Data under study —
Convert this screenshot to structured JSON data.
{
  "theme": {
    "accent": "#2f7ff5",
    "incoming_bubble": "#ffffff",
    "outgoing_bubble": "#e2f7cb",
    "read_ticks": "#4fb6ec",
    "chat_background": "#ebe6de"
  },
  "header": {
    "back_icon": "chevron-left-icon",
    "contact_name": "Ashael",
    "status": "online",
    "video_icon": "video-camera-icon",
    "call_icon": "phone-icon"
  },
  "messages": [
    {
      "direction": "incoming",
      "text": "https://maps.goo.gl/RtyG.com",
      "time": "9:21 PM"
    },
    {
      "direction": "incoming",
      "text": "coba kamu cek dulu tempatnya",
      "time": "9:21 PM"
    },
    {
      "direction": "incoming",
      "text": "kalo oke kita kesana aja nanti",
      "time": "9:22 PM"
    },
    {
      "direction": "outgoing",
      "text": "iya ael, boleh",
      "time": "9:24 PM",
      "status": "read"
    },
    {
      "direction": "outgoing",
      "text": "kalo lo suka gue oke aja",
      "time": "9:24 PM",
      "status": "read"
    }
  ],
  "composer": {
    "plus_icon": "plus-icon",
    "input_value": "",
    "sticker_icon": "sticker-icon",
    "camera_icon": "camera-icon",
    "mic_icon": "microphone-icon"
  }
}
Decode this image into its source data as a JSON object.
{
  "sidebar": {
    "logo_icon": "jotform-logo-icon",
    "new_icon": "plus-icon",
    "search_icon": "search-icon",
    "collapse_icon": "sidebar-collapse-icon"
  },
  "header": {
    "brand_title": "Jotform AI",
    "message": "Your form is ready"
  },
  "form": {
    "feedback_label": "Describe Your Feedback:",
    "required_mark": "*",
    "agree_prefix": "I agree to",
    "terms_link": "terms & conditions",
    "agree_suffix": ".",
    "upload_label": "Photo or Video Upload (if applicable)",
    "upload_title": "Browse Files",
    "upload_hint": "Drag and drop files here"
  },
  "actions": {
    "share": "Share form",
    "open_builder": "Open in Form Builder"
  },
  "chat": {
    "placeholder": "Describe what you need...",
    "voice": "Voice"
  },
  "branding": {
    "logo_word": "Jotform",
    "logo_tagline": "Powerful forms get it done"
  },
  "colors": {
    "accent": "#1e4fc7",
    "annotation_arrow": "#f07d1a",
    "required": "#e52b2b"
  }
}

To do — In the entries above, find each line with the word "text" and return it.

Expected answer —
      "text": "https://maps.goo.gl/RtyG.com",
      "text": "coba kamu cek dulu tempatnya",
      "text": "kalo oke kita kesana aja nanti",
      "text": "iya ael, boleh",
      "text": "kalo lo suka gue oke aja",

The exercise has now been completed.